# WHAT IS EXPECTED:
Every line containing the word "JSON" must be pulled from the records.

Stored data entries:
--------------------------------

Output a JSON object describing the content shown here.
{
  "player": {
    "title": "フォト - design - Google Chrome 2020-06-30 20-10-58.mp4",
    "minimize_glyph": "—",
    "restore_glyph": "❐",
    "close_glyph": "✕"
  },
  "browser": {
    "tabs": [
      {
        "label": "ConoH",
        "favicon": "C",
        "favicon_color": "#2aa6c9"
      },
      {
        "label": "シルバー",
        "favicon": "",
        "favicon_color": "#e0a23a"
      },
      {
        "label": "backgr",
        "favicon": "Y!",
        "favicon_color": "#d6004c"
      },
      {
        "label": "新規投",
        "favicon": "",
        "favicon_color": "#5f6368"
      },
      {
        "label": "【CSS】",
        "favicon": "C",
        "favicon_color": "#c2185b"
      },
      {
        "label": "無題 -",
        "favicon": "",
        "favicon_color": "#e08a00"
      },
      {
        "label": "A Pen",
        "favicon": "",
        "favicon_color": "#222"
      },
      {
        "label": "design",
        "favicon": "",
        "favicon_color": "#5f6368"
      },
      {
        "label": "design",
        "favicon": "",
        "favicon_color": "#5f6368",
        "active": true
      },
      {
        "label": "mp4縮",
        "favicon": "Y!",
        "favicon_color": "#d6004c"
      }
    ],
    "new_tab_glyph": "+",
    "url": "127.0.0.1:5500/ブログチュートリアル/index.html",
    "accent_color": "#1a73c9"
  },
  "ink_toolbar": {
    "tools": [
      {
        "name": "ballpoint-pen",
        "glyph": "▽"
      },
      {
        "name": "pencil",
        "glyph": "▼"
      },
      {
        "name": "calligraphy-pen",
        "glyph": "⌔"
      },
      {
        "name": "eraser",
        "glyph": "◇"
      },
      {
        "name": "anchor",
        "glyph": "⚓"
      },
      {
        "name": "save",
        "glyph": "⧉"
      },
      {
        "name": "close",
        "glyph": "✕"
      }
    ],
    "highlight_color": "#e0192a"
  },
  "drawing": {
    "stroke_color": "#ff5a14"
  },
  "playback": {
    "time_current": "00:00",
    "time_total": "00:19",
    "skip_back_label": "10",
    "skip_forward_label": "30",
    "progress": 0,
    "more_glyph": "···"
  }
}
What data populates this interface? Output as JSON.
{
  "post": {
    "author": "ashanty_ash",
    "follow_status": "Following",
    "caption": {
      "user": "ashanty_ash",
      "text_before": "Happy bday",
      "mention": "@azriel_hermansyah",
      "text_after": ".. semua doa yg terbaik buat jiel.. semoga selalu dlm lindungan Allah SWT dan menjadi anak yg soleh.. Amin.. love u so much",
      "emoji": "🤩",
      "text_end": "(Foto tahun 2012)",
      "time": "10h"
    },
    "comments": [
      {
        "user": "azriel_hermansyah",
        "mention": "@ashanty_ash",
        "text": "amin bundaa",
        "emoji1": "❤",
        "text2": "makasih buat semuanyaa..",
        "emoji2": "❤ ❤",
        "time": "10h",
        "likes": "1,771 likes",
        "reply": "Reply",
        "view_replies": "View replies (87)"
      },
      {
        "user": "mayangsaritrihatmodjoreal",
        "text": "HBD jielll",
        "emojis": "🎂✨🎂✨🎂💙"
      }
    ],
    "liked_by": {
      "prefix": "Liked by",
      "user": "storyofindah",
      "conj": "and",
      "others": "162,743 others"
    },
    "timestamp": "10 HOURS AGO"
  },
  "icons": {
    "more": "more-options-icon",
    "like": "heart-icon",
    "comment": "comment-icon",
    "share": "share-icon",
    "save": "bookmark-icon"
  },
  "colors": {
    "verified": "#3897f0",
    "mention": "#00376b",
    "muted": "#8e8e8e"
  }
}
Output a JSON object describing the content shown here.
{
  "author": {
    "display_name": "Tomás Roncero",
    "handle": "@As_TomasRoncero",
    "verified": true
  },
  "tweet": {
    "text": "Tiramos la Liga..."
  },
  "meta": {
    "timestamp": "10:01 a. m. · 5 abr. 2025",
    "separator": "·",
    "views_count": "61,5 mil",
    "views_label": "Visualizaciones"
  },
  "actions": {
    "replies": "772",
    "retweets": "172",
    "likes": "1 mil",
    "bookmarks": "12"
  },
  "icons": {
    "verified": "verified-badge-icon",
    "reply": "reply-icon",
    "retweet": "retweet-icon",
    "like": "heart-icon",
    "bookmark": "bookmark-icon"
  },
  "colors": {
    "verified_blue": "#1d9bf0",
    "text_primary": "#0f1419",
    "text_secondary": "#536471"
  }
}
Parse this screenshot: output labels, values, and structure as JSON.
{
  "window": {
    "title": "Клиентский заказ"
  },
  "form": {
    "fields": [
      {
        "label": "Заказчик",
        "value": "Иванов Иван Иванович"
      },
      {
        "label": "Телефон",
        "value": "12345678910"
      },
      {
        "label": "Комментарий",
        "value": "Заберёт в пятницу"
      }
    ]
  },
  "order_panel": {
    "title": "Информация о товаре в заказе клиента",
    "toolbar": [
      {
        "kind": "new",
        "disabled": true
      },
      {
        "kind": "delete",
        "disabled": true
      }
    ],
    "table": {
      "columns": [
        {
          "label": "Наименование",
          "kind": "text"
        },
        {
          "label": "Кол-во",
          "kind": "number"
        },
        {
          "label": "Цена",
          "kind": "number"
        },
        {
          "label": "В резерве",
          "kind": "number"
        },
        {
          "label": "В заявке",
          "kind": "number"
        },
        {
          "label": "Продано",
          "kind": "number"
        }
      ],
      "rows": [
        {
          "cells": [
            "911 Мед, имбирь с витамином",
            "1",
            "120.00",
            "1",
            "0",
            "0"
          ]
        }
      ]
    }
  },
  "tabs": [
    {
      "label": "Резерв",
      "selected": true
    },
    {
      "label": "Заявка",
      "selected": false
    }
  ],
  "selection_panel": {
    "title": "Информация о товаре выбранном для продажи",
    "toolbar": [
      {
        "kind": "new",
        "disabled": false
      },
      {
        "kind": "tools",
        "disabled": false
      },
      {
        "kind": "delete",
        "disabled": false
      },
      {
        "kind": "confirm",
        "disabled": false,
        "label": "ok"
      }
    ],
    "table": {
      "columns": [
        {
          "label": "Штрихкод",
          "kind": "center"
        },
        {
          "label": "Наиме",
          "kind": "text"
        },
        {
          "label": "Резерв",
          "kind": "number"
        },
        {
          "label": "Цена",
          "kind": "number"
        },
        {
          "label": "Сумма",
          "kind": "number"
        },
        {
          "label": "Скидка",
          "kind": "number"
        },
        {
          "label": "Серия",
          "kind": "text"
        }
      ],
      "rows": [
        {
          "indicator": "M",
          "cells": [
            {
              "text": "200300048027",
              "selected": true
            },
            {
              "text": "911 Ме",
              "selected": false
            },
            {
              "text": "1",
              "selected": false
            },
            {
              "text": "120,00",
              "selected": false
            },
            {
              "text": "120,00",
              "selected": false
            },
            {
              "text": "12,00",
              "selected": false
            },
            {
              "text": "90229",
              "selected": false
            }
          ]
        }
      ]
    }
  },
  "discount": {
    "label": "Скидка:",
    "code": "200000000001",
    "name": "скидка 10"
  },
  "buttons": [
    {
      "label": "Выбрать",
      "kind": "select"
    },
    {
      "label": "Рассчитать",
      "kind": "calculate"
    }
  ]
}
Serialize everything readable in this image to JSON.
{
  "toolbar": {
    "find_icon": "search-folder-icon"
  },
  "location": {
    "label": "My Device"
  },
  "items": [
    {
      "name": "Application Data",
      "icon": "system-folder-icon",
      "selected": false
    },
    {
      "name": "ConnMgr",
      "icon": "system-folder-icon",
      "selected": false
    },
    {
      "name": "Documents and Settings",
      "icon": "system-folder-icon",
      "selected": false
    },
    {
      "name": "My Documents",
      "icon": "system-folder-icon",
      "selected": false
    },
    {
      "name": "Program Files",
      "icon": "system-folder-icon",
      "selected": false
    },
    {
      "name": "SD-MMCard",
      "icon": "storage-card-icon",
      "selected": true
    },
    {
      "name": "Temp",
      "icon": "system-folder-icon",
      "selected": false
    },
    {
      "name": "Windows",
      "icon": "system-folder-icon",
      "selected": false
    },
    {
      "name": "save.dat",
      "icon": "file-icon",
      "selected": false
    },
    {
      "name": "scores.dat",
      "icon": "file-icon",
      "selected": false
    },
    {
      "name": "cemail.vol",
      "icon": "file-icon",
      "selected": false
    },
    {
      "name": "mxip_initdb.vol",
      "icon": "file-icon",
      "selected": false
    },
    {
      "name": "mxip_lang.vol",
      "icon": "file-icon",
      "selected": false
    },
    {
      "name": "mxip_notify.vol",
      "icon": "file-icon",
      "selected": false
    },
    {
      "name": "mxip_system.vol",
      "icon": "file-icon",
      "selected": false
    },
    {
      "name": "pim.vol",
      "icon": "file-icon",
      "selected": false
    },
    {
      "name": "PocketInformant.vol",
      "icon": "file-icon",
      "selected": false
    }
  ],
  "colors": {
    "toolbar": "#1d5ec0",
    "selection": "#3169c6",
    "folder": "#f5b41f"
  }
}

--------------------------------

# WRITTEN ANSWER:
Output a JSON object describing the content shown here.
What data populates this interface? Output as JSON.
Output a JSON object describing the content shown here.
Parse this screenshot: output labels, values, and structure as JSON.
Serialize everything readable in this image to JSON.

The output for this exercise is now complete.